The genes that predispose pot dependence are also linked to schizophrenia and depression.
According to new research, you don’t sit around in sweatpants and smoke pot simply because you’re lazy. Such a habit could be the result of a genetic inheritance. It’s your biology.
This is the finding from a recent Yale study, which may have identified the specific genes involved in cannabis dependence (CAD). “We showed that risk for cannabis dependence is affected specifically by certain risk alleles and these risk alleles fit biologically with some of our existing ideas of the nature of cannabis dependence,” Dr. Joel Gelernter, senior author of the study and a Yale psychiatrist, told The Daily Beast.

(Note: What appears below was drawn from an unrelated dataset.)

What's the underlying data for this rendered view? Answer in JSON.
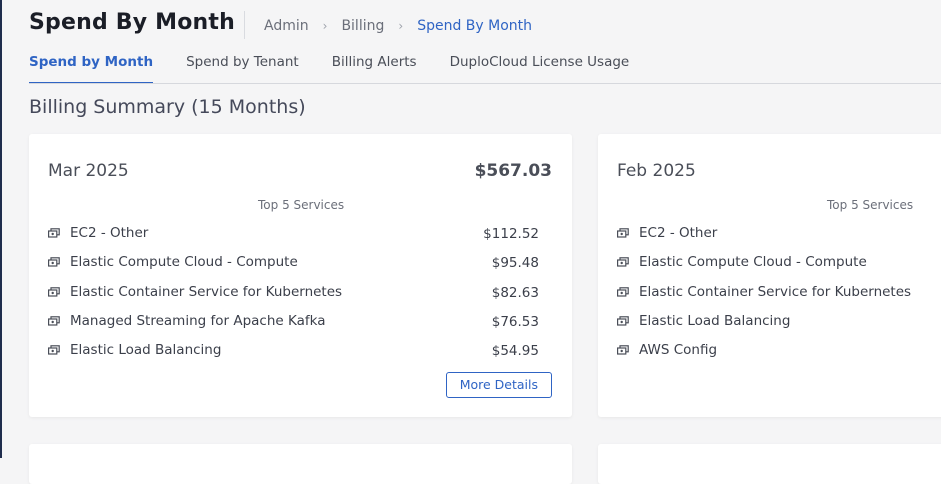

For their study, which was published in JAMA Psychiatry, Dr. Gelernter and his team analyzed the genes of nearly 15,000 people sampled from three independent substance dependence cohorts. The participants were being followed for several years in order to try and understand the genetics of various types of addiction.
Between 18 and 36 percent of the sample had an addiction to cannabis. These percentages are proportionally higher than the 10 percent of people who, on average, develop a dependence to cannabis. In order to up their chances of finding predictive genes, a higher number of people with CAD was needed.
While the discovery of genes specific to cannabis dependence is interesting in itself, what’s even more telling are the disorders these genes share. “We also showed that genetic predisposition for cannabis dependence overlaps with genetic predisposition for major depression and schizophrenia,” Dr. Gelernter said, adding that his team was particularly surprised to find the gene overlap between cannabis dependence and major depression.
These results help explain prior research into cannabis dependence that Dr. Gelernter alluded to earlier. For instance, a 2002 study found that 90 percent of people with CAD had some other psychiatric condition. If cannabis dependence shares some of the same genes with disorders such as major depression, then that finding of a 90 percent co-occurrence makes all the more sense.
But one must interpret these results carefully. The authors from Yale write, “Substance use and other psychiatric illnesses may share common genetic risk factors,” or the reverse might be true, that “self-medication, or confounding by other factors may explain their co-occurrence.”
It’s been hotly debated among scientists whether the use of cannabis early in life eventually leads to depressive symptoms later on, or whether people self-medicate such symptoms with cannabis, in order to feel better. The latter is often referred to as the self-medication hypothesis. One recent study found evidence for the former, that cannabis use in young adults eventually leads to depression later in life. On the contrary, another studyfound no evidence that cannabis use causes depression and other conditions.
But, whichever direction the causal arrows point, this knowledge will help us better understand those who struggle with marijuana use, and why some people get addicted and others don’t.
This is especially true for young people, as Time reporter Maia Szalavitz writes, “Teens who feel socially disconnected are at the highest risk for all types of addictions, and research shows that one of the best ways to prevent teen drug problems is to identify such youth early, before they turn to drugs.” Perhaps with genetic testing, parents will better know if their child is at risk for addiction.
Turning to the second major finding of the Yale study, that marijuana and schizophrenia share certain genes, sheds light on another area of contention within science. Prior research does suggest that the early use of cannabis in young people is associated with a later onset of psychosis and schizophrenia. This is a long standing correlation which has been studied for years, but some studies argue it’s indeed the cannabis that eventually causes the schizophrenia. But again, the direction of causality is hard to prove.
Though these findings may raise more questions than answers, this study offers more evidence that addiction can be traced back to complex, biological interactions between our genes and the environment. Hopefully the days of labeling people addicted to drugs as willpower-less sinners are behind us.
There is still one looming question: What does all of the science mean for the rapidly growing marijuana decriminalization movement?
“These results don’t really bear directly on arguments about the harm caused by marijuana or the advisability of legalization,” said Dr. Gelernter. “Our study is more related to a different kind of idea—that some people, if they use marijuana, are biologically at higher risk of eventually becoming dependent, than other people.”